COLUMN: Now is the time to improve behavioral healthcare | opinion
The first week of October was Mental Health Awareness Week and for a few days we observed together the crisis exposed by the ongoing fallout from COVID-19: access to mental health care is challenging at best; For marginalized and underserved communities, this can be nearly impossible.
dr Jeffrey Geller, co-chair of the nonprofit Integrated Center for Group Medical Visits (ICGMV), a national leader in the group medical care model with strong roots in Lawrence, said he and his staff frequently see large numbers of patients in need of psychiatric care but just can’t find it.
“Our group members come to our clinic and cannot sleep at night for fear of disaster. They talk about sleeping on friends’ couches, giving up dreams to graduate school, losing everything and losing loved ones,” he said.
Better access to mental health and behavioral health care has always been crucial. But key public discussions that have recently begun to weaken the stigma surrounding mental illness combined with a post-COVID surge in care demand have created a new environment for reflection and reform.
We have been heartened in recent weeks by increased calls for behavioral health funding and investment in local care systems, by pressure from government regulators on health plans to cover more mental health services, and talks aimed at improving measures to strengthen the sector’s workforce pipeline , which is facing burnout and attrition in the wake of the pandemic. (According to an Oct. 11 report by the Massachusetts Health and Hospital Association, hospitals north of Boston reported the second-highest number of patients in the state “boarding” emergency rooms (116) while awaiting psychiatric admissions. And that’s largely the case due to staff shortages.)
And while raising awareness of this simmering crisis was indeed an important first step to turning it around, we must now look at ways we can collectively take action to ensure that access to mental health care is easier and more widely available. But this work must be done in parallel with efforts to continually investigate the social, political, and economic instability that can often exasperate so many of our friends and neighbors—our children, educators, health care workers, and underserved populations.

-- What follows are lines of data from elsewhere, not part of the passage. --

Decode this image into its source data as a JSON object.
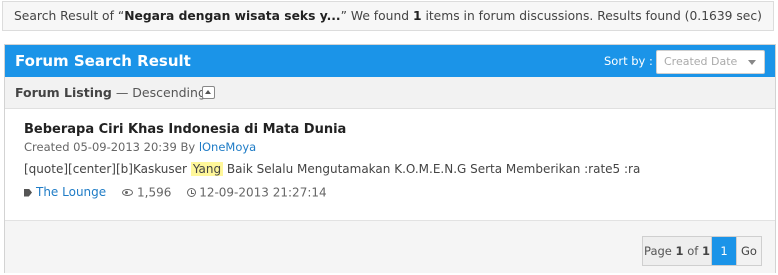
{
  "summary": {
    "prefix": "Search Result of “",
    "query": "Negara dengan wisata seks y...",
    "mid": "” We found ",
    "count": "1",
    "suffix": " items in forum discussions. Results found (0.1639 sec)"
  },
  "panel": {
    "title": "Forum Search Result",
    "sort_label": "Sort by :",
    "sort_value": "Created Date"
  },
  "listing": {
    "label": "Forum Listing",
    "order": " — Descending"
  },
  "result": {
    "title": "Beberapa Ciri Khas Indonesia di Mata Dunia",
    "created_prefix": "Created 05-09-2013 20:39 By ",
    "author": "lOneMoya",
    "snippet_before": "[quote][center][b]Kaskuser ",
    "snippet_highlight": "Yang",
    "snippet_after": " Baik Selalu Mengutamakan K.O.M.E.N.G Serta Memberikan :rate5 :ra",
    "category": "The Lounge",
    "views": "1,596",
    "date": "12-09-2013 21:27:14"
  },
  "pagination": {
    "info_prefix": "Page ",
    "current": "1",
    "info_mid": " of ",
    "total": "1",
    "page_button": "1",
    "go_label": "Go"
  },
  "icons": {
    "category": "tag-icon",
    "views": "eye-icon",
    "date": "clock-icon",
    "sort": "chevron-down-icon",
    "collapse": "chevron-up-icon"
  },
  "colors": {
    "accent": "#1b94e8",
    "highlight": "#fff79a",
    "link": "#1f7cc6"
  }
}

Across Essex County, organizations are doing just that.
At the Integrated Center for Medical Group Visits, Dr. Geller is hiring a psychologist and a clinical social worker who will provide behavioral health services as part of the organization’s group model.
“Through group mental health services, more people can receive support and treatment than when there are only individual visits,” he said.
Salem-based nonprofit Lifebridge employs a Community Health Navigator who will address the lack of health care for homeless residents. Pettengill House in Salisbury is embarking on a similar programme. Beverly’s Northshore Education Consortium is expanding Connections, its full-service program for students and families experiencing substance abuse and mental health problems, to break away from the historical punitive impact on public schools. Greater Lynn Senior Services is developing programs within its Phoenix Food Hub to address the link between nutritional deficiencies and behavioral health. Each and every one of these nonprofits works with other organizations—schools, hospitals, communities, community health centers, businesses, and more—to strengthen a sustainable support system.
The Essex County Community Foundation has recently invested philanthropic dollars in these and other programs through our Behavioral Partnerships Grants Program, a funding partnership between ECCF’s COVID-19 Response Fund, the Peter and Elizabeth C. Tower Foundation, the Evelyn Lily Lutz Foundation, the North Shore Community Health Network and other anonymous donors. A total of nearly $600,000 in grants were awarded.
This winter, ECCF will launch a second round of Behavioral Health Partnership grants in partnership with the North Shore Community Health Network and Congressman Seth Moulton. This new round of funding will specifically address behavioral health workforce issues and its design is the result of continued learning and testing of an evolving system.
Our goal with all of these grants is to encourage the collaboration that is critical to making innovative, lasting changes in local behavioral health systems—changes that not only expand immediate access to care, but also take shape in organizations that are also addressing issues of poverty, hunger, homelessness and other injustices that affect the health of thousands of Essex County residents.
And in Essex County, there is a desire to do this work together. A recent Behavioral Health Think Lab hosted by the ECCF brought together 120 stakeholders – all eager to network, devise collaborative solutions and form cross-sector partnerships that will ultimately fill the gaps in a system that currently fails to provide equitable care.
That silver lining—that willingness to come together—suggests that the time is right for change. As public discourse continues to simultaneously legitimize and destigmatize mental health, we must continue to harness the strength and power that comes with working together. Share your ideas. Representation of interests for federal, state and municipal funding. Support the work of non-profit organizations and organizations seeking equitable solutions. Spread the word about new opportunities for funding and collective action.
Together we can create the care system that Essex County needs and deserves.
Carol Lavoie Schuster is ECCF Vice President for Programs and Community Services. Michelle Xiarhos Curran is the Foundation’s communications writer.